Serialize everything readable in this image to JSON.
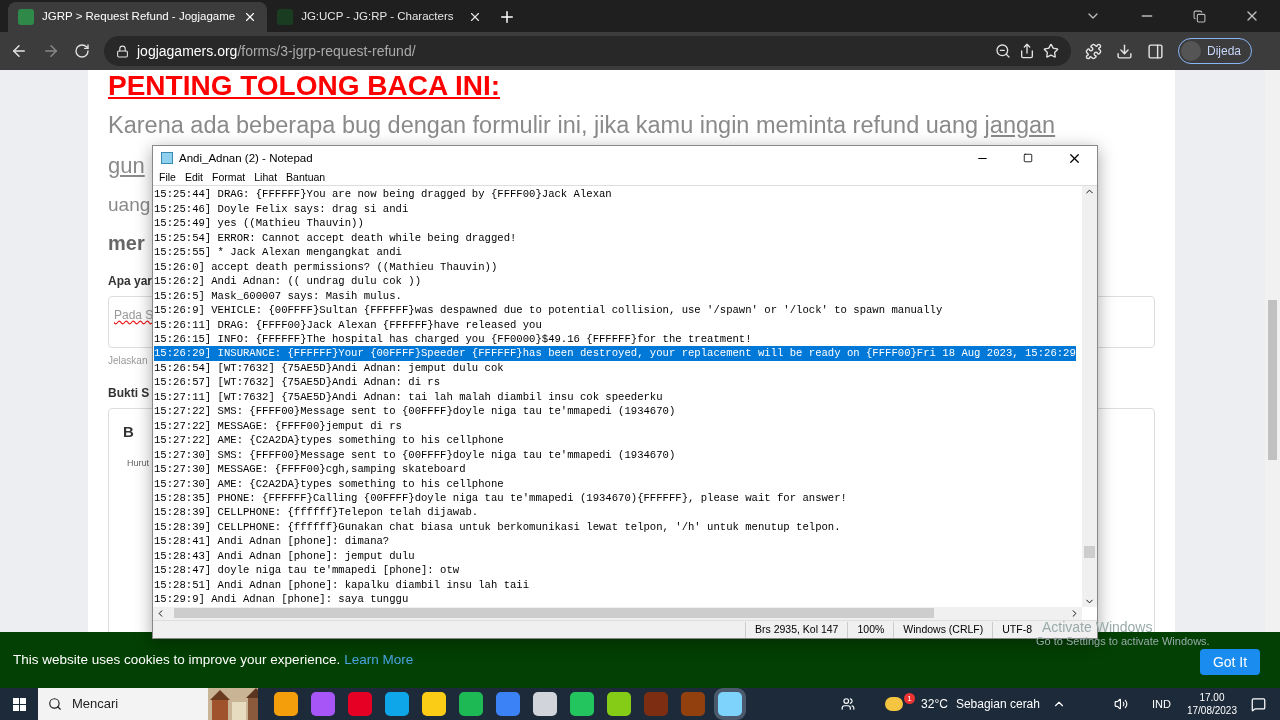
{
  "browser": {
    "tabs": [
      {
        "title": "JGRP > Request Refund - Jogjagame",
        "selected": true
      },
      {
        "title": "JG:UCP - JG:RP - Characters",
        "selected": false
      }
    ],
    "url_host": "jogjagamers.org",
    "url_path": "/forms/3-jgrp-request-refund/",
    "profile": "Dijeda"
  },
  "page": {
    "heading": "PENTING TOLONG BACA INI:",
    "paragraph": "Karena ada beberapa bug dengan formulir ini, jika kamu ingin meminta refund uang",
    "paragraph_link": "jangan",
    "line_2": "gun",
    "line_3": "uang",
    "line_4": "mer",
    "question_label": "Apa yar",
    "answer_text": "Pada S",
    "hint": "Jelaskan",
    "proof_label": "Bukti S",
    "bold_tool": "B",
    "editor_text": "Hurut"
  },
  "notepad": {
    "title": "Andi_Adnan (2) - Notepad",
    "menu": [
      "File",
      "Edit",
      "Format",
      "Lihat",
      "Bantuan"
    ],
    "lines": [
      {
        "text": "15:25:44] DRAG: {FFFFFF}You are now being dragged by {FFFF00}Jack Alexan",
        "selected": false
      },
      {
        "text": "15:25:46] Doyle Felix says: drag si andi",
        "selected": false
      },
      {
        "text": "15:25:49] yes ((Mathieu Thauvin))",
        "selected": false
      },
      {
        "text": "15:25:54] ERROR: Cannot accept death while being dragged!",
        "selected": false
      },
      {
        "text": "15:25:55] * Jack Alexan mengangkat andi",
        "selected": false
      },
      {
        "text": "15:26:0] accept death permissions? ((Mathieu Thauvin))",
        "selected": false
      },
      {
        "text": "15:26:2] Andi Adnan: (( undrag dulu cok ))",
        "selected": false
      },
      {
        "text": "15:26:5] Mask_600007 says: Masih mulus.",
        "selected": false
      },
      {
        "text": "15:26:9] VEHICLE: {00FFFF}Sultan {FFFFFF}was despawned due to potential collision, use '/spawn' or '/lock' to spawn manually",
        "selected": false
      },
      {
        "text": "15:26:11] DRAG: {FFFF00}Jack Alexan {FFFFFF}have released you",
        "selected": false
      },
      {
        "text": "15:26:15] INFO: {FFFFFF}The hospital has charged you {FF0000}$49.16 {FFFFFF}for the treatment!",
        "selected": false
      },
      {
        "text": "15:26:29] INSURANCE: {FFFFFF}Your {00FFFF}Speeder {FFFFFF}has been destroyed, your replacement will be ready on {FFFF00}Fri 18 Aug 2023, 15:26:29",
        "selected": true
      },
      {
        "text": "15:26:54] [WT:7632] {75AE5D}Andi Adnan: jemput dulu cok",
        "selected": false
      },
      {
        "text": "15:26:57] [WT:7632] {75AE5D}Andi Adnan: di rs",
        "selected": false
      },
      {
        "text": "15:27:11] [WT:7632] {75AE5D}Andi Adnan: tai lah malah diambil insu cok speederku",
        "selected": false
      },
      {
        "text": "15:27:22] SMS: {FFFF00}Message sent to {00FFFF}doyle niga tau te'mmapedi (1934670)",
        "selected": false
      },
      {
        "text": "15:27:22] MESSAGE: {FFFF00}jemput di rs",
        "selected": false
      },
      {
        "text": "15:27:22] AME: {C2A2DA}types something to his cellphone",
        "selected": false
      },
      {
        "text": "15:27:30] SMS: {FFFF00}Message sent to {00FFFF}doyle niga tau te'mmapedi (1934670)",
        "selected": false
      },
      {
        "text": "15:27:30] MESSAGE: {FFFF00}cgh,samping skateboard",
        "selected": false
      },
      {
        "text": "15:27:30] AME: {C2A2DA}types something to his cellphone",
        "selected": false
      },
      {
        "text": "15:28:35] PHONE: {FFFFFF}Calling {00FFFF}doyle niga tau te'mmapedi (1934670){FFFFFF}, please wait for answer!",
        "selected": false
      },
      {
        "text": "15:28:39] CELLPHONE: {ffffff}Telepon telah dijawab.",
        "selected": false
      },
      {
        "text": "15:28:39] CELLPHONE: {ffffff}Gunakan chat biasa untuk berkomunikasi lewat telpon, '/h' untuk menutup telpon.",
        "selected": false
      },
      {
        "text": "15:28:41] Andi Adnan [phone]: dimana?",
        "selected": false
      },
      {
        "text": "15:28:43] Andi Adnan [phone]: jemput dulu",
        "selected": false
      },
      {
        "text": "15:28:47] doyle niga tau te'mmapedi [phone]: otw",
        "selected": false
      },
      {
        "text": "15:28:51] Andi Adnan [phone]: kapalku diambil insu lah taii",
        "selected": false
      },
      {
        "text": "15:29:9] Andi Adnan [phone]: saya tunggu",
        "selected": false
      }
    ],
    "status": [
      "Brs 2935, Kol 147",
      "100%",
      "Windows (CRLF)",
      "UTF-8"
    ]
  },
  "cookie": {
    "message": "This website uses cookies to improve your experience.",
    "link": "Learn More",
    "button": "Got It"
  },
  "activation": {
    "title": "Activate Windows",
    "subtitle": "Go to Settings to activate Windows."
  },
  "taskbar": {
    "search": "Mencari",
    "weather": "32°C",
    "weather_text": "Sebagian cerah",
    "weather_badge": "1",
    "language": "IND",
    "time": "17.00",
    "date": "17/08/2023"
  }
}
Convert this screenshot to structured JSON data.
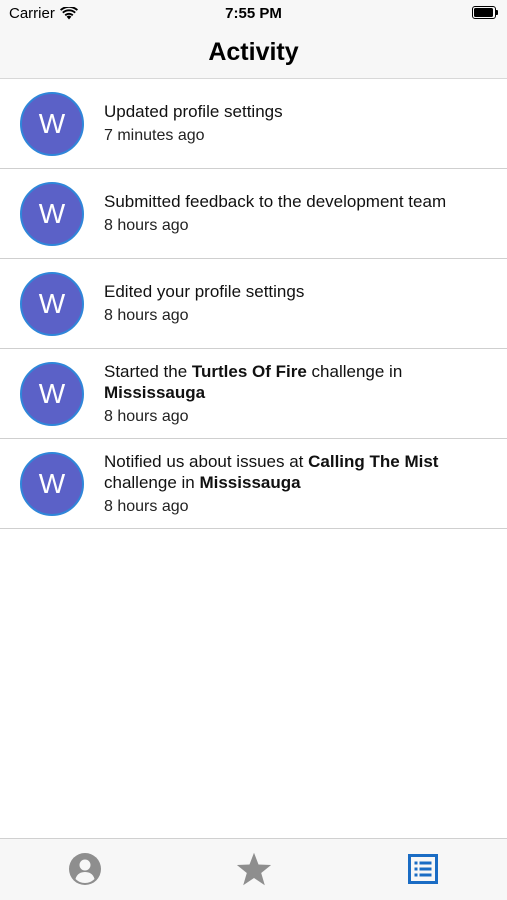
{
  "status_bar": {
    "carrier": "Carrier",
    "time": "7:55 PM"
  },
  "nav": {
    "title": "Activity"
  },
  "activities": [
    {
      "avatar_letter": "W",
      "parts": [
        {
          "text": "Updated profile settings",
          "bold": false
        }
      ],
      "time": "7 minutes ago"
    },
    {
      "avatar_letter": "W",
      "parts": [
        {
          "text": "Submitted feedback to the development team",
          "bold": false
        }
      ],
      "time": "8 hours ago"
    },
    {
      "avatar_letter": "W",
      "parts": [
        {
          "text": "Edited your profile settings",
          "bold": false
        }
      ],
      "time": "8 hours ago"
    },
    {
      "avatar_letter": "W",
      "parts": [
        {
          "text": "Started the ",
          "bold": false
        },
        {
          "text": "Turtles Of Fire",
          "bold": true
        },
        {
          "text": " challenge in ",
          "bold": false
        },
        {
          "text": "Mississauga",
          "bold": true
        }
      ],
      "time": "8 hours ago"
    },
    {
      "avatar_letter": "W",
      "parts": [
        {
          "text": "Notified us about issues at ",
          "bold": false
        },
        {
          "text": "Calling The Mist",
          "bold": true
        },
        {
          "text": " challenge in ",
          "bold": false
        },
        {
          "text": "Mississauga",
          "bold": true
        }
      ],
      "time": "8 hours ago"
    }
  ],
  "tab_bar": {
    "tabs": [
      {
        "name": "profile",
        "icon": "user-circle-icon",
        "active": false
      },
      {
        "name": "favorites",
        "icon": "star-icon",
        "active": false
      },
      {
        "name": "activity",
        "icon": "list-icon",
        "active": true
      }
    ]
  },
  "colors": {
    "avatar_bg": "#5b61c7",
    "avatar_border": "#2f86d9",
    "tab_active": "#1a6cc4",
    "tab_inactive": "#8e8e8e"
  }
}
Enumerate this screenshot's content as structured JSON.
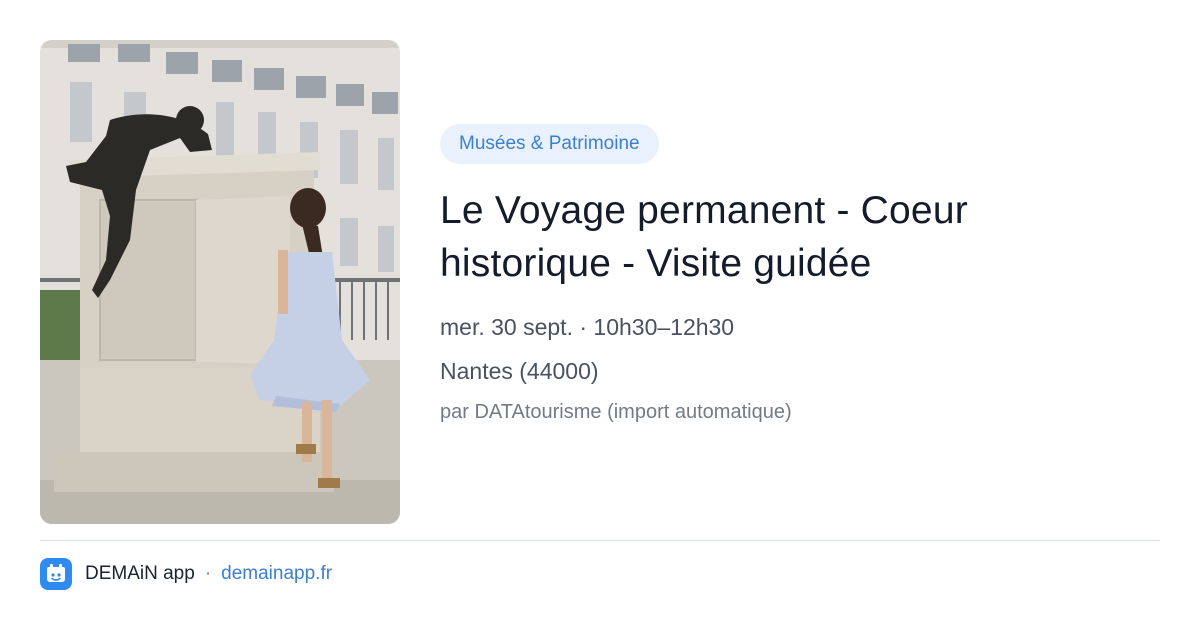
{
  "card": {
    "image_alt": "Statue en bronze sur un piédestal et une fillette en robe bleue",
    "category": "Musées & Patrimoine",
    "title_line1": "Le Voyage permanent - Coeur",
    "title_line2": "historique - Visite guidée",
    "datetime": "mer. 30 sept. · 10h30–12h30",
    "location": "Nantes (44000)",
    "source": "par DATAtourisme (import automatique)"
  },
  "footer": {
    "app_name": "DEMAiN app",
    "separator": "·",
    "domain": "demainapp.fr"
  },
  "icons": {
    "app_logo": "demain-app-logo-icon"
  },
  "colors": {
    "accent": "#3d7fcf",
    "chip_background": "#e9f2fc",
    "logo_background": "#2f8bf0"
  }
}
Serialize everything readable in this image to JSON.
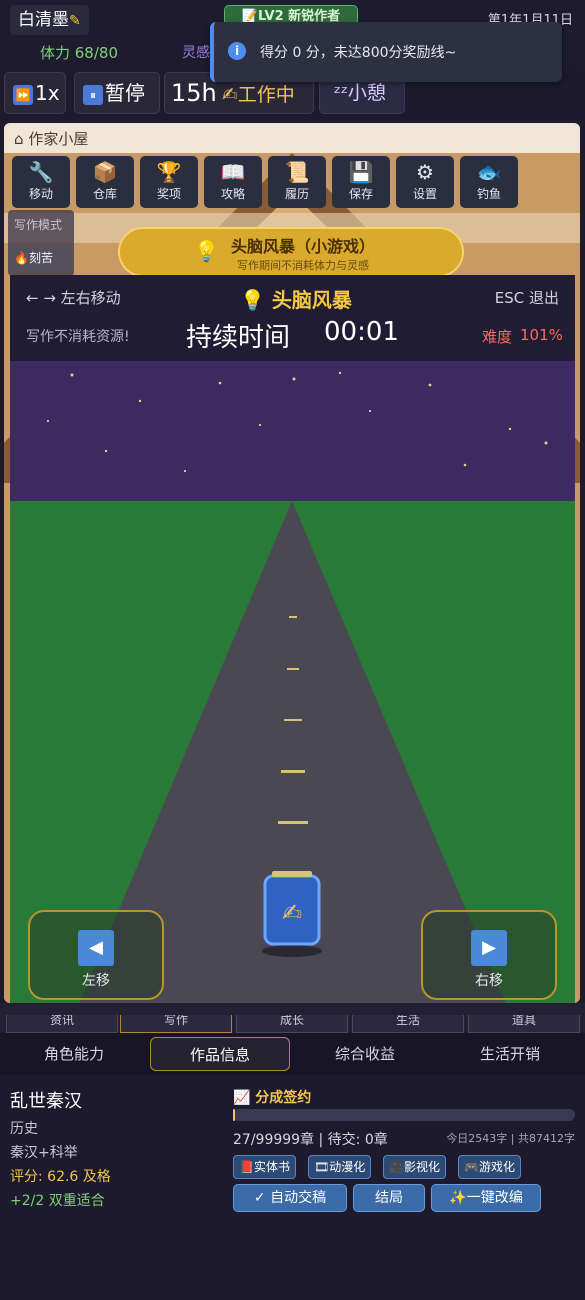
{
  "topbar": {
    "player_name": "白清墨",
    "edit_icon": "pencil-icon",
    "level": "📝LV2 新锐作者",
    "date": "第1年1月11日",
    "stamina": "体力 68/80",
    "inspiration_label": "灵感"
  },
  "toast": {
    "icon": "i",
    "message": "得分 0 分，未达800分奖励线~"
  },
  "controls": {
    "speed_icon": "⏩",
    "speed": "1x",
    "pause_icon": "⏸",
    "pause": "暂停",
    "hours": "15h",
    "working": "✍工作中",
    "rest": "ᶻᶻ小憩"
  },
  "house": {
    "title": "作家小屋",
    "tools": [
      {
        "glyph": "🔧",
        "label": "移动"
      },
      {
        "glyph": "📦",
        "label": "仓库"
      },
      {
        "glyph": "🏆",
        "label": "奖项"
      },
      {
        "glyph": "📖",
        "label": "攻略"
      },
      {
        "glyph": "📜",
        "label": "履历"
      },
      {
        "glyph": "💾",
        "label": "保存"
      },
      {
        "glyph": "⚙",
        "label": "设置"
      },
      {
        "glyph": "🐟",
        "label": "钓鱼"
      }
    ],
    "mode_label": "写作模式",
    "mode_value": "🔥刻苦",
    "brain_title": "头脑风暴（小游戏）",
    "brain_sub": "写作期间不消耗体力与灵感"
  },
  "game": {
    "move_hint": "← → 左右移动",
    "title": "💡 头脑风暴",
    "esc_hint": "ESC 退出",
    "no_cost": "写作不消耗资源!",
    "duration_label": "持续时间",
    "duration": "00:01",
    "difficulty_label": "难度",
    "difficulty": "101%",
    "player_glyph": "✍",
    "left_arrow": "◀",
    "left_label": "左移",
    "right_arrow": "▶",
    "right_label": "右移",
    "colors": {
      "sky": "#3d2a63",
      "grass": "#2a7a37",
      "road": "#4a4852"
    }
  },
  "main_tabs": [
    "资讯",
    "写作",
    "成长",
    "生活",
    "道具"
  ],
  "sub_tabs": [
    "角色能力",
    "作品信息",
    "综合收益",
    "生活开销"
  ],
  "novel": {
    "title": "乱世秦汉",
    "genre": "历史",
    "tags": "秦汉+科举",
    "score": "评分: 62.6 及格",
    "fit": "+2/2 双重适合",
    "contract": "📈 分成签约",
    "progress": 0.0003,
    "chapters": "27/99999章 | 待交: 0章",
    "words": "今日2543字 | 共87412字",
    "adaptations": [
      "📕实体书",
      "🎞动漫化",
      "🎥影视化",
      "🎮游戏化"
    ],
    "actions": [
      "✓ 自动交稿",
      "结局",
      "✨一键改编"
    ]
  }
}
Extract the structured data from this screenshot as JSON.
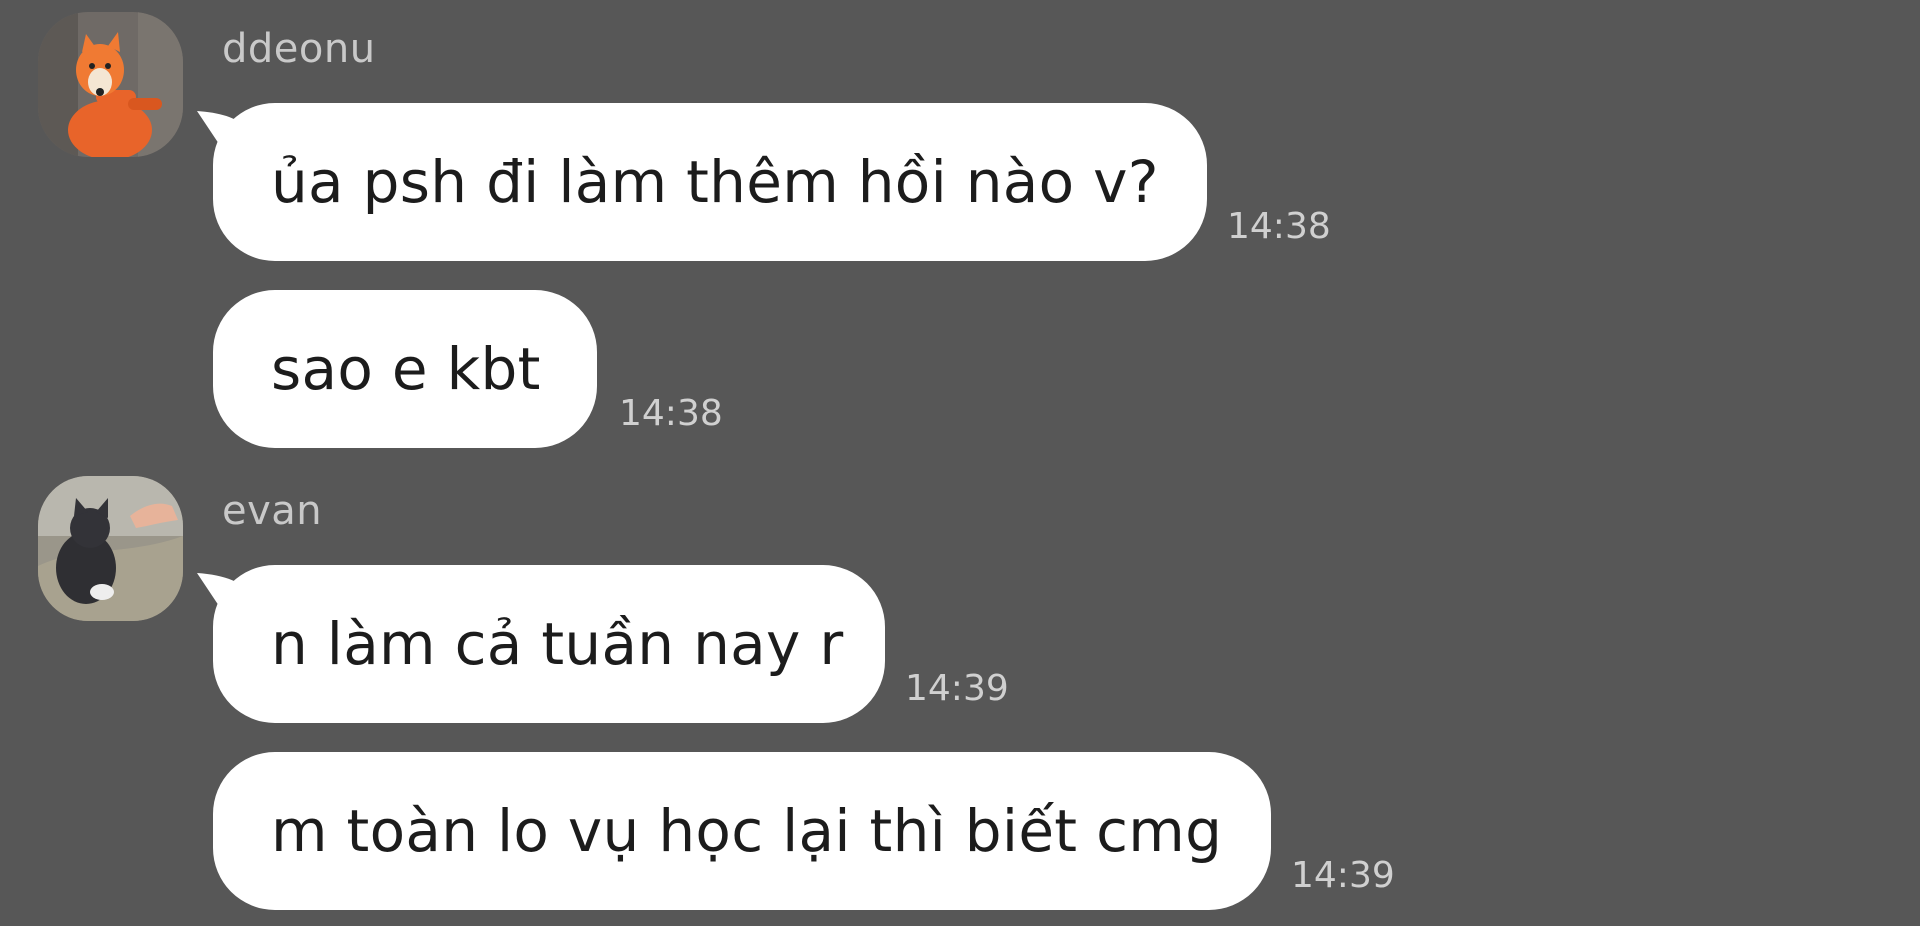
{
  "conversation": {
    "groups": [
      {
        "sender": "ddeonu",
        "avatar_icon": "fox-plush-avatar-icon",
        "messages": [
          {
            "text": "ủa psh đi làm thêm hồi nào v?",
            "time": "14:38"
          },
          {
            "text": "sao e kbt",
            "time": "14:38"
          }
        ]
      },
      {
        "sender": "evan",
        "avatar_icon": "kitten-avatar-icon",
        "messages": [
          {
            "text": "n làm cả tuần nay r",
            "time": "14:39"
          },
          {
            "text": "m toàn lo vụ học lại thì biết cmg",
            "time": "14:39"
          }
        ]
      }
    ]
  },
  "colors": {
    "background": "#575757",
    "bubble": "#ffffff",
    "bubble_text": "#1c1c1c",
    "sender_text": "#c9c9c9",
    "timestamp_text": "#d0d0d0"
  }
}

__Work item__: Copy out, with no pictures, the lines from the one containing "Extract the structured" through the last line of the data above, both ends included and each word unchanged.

__Completed task__:
Extract the structured data from this screenshot as JSON.
{
  "conversation": {
    "groups": [
      {
        "sender": "ddeonu",
        "avatar_icon": "fox-plush-avatar-icon",
        "messages": [
          {
            "text": "ủa psh đi làm thêm hồi nào v?",
            "time": "14:38"
          },
          {
            "text": "sao e kbt",
            "time": "14:38"
          }
        ]
      },
      {
        "sender": "evan",
        "avatar_icon": "kitten-avatar-icon",
        "messages": [
          {
            "text": "n làm cả tuần nay r",
            "time": "14:39"
          },
          {
            "text": "m toàn lo vụ học lại thì biết cmg",
            "time": "14:39"
          }
        ]
      }
    ]
  },
  "colors": {
    "background": "#575757",
    "bubble": "#ffffff",
    "bubble_text": "#1c1c1c",
    "sender_text": "#c9c9c9",
    "timestamp_text": "#d0d0d0"
  }
}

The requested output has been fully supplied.